During your 2-year Master's programme you will be embedded in one of the Applied Mathematics research groups of your choice. Your research project you will be supervised by staff members. The research project can be taken in the form of an internship in the research division of a company as well. The Master's degree programme in Applied Mathematics offers two tracks.
- Systems and control
This track is concerned with the analysis, design and optimization of complex dynamical systems. In particular it deals with the mathematical tools behind large scale networks, like electric power networks, water distribution networks, the internet, platoons of cars, formations of robots, and networks of systems in general. A central issue is the design and synthesis of controllers and protocols to make these networks behave in an optimal way. The specialization Systems and control deals with mathematical systems and control theory, and the emphasis of this specialization is on the mathematics behind various technological applications, rather than on the applications themselves.
- Computational mathematics
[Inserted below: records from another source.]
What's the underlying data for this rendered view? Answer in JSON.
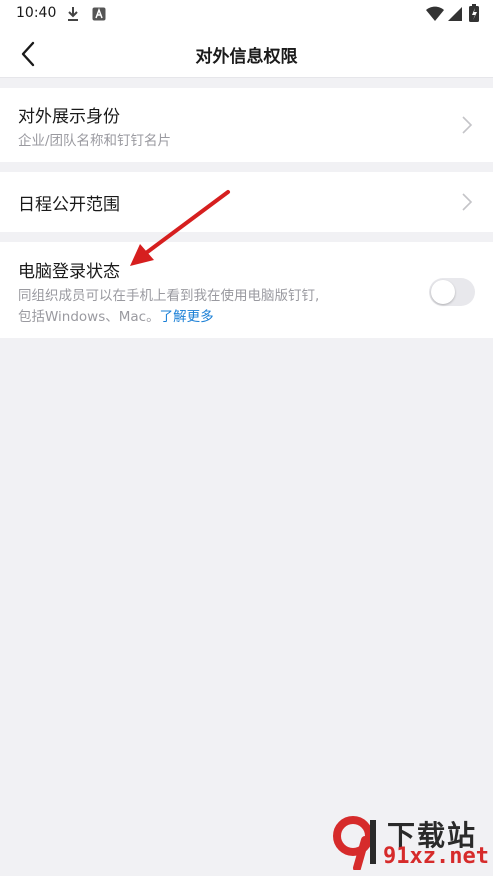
{
  "status_bar": {
    "time": "10:40"
  },
  "header": {
    "title": "对外信息权限"
  },
  "settings": [
    {
      "title": "对外展示身份",
      "subtitle": "企业/团队名称和钉钉名片"
    },
    {
      "title": "日程公开范围"
    }
  ],
  "pc_login": {
    "title": "电脑登录状态",
    "description_line1": "同组织成员可以在手机上看到我在使用电脑版钉钉,",
    "description_line2": "包括Windows、Mac。",
    "learn_more": "了解更多",
    "toggle_on": false
  },
  "watermark": {
    "line1": "下载站",
    "line2": "91xz.net"
  },
  "colors": {
    "accent": "#1a7fd6",
    "annotation": "#d61f1f"
  }
}
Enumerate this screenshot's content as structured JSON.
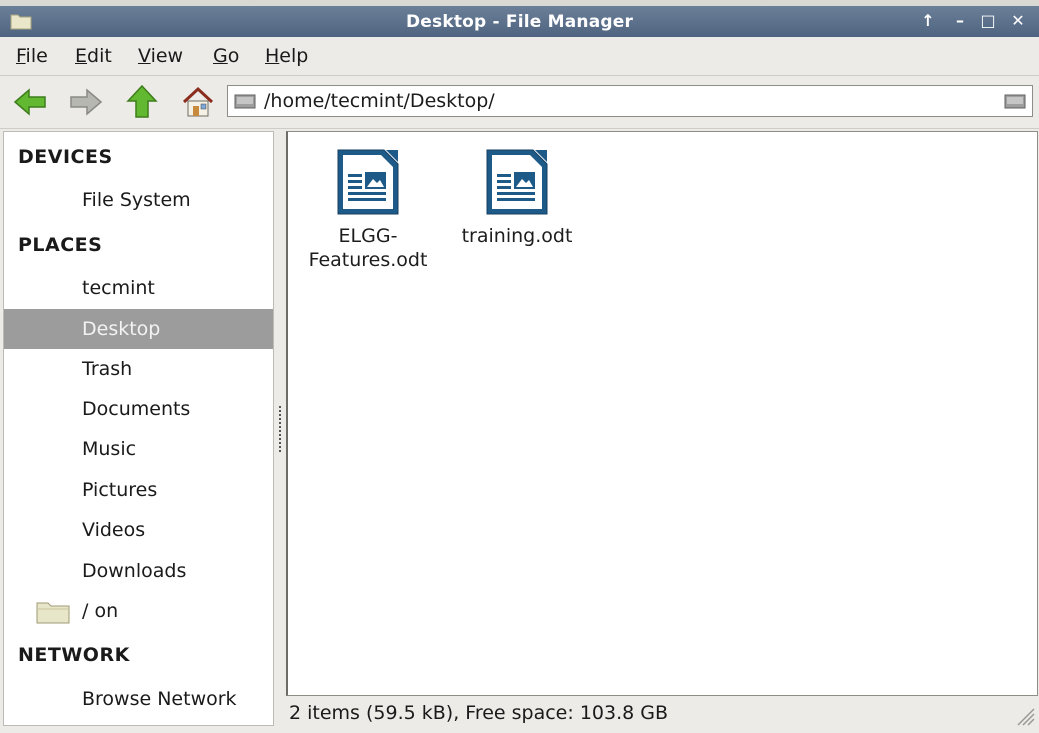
{
  "window": {
    "title": "Desktop - File Manager",
    "controls": [
      "↑",
      "–",
      "□",
      "✕"
    ]
  },
  "menu": [
    "File",
    "Edit",
    "View",
    "Go",
    "Help"
  ],
  "toolbar": {
    "location": "/home/tecmint/Desktop/"
  },
  "sidebar": {
    "devices_header": "DEVICES",
    "devices": [
      "File System"
    ],
    "places_header": "PLACES",
    "places": [
      "tecmint",
      "Desktop",
      "Trash",
      "Documents",
      "Music",
      "Pictures",
      "Videos",
      "Downloads",
      "/ on"
    ],
    "selected": "Desktop",
    "network_header": "NETWORK",
    "network": [
      "Browse Network"
    ]
  },
  "files": [
    {
      "name_line1": "ELGG-",
      "name_line2": "Features.odt",
      "icon": "odt-document-icon"
    },
    {
      "name_line1": "training.odt",
      "name_line2": "",
      "icon": "odt-document-icon"
    }
  ],
  "status": "2 items (59.5 kB), Free space: 103.8 GB",
  "colors": {
    "titlebar": "#5a6e89",
    "selected_row": "#9c9c9c",
    "arrow_green": "#5fb82f",
    "doc_blue": "#1e5a87"
  }
}
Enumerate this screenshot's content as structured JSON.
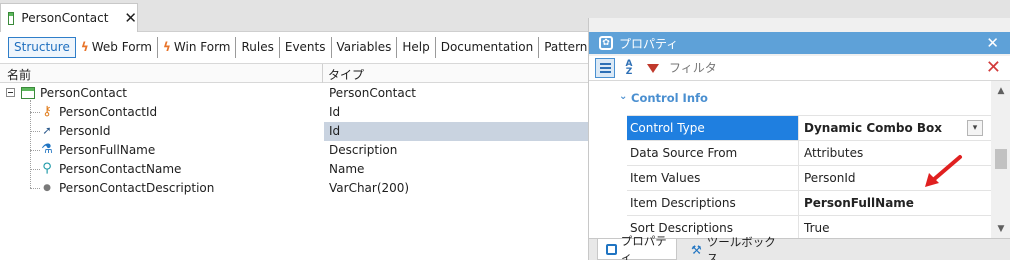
{
  "document_tab": {
    "label": "PersonContact",
    "close": "✕"
  },
  "subtabs": [
    {
      "label": "Structure",
      "icon": ""
    },
    {
      "label": "Web Form",
      "icon": "web-form-icon"
    },
    {
      "label": "Win Form",
      "icon": "win-form-icon"
    },
    {
      "label": "Rules"
    },
    {
      "label": "Events"
    },
    {
      "label": "Variables"
    },
    {
      "label": "Help"
    },
    {
      "label": "Documentation"
    },
    {
      "label": "Patterns"
    }
  ],
  "columns": {
    "name": "名前",
    "type": "タイプ"
  },
  "tree": {
    "root": {
      "name": "PersonContact",
      "type": "PersonContact"
    },
    "children": [
      {
        "name": "PersonContactId",
        "type": "Id",
        "icon": "key-icon"
      },
      {
        "name": "PersonId",
        "type": "Id",
        "icon": "foreign-key-arrow-icon"
      },
      {
        "name": "PersonFullName",
        "type": "Description",
        "icon": "formula-flask-icon"
      },
      {
        "name": "PersonContactName",
        "type": "Name",
        "icon": "description-pin-icon"
      },
      {
        "name": "PersonContactDescription",
        "type": "VarChar(200)",
        "icon": "attribute-dot-icon"
      }
    ]
  },
  "properties": {
    "title": "プロパティ",
    "close": "✕",
    "filter_placeholder": "フィルタ",
    "category": "Control Info",
    "rows": [
      {
        "name": "Control Type",
        "value": "Dynamic Combo Box"
      },
      {
        "name": "Data Source From",
        "value": "Attributes"
      },
      {
        "name": "Item Values",
        "value": "PersonId"
      },
      {
        "name": "Item Descriptions",
        "value": "PersonFullName"
      },
      {
        "name": "Sort Descriptions",
        "value": "True"
      }
    ],
    "bottom_tabs": [
      {
        "label": "プロパティ"
      },
      {
        "label": "ツールボックス"
      }
    ]
  },
  "colors": {
    "panel_title_bg": "#5ea1d8",
    "selected_property_bg": "#1f7fe0",
    "selected_type_bg": "#c9d3e0",
    "annotation_arrow": "#e02020",
    "category_text": "#4a8fd0"
  }
}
The computational sciences have revolutionized the process of scientific discovery by adding a new mode to it, the virtual laboratory, often complementary to theoretical, observational, or experimental means. The mathematical contributions to this research methodology are twofold -- a computational model of the phenomenon of interest needs to be constructed, and secondly, algorithms for solving the governing equations are to be developed. The master track Computational Mathematics focuses on both mathematical aspects, computational modeling and numerical algorithms. The main application area is fluid dynamics. Computational Fluid Dynamics (CFD) has a rich tradition in the Netherlands, which has led to a strong chain from basic research to application.
Qualification, course duration and attendance options
- MSc by research
- full time24 months
- Campus-based learningis available for this qualification
Course contact details
- Science Masters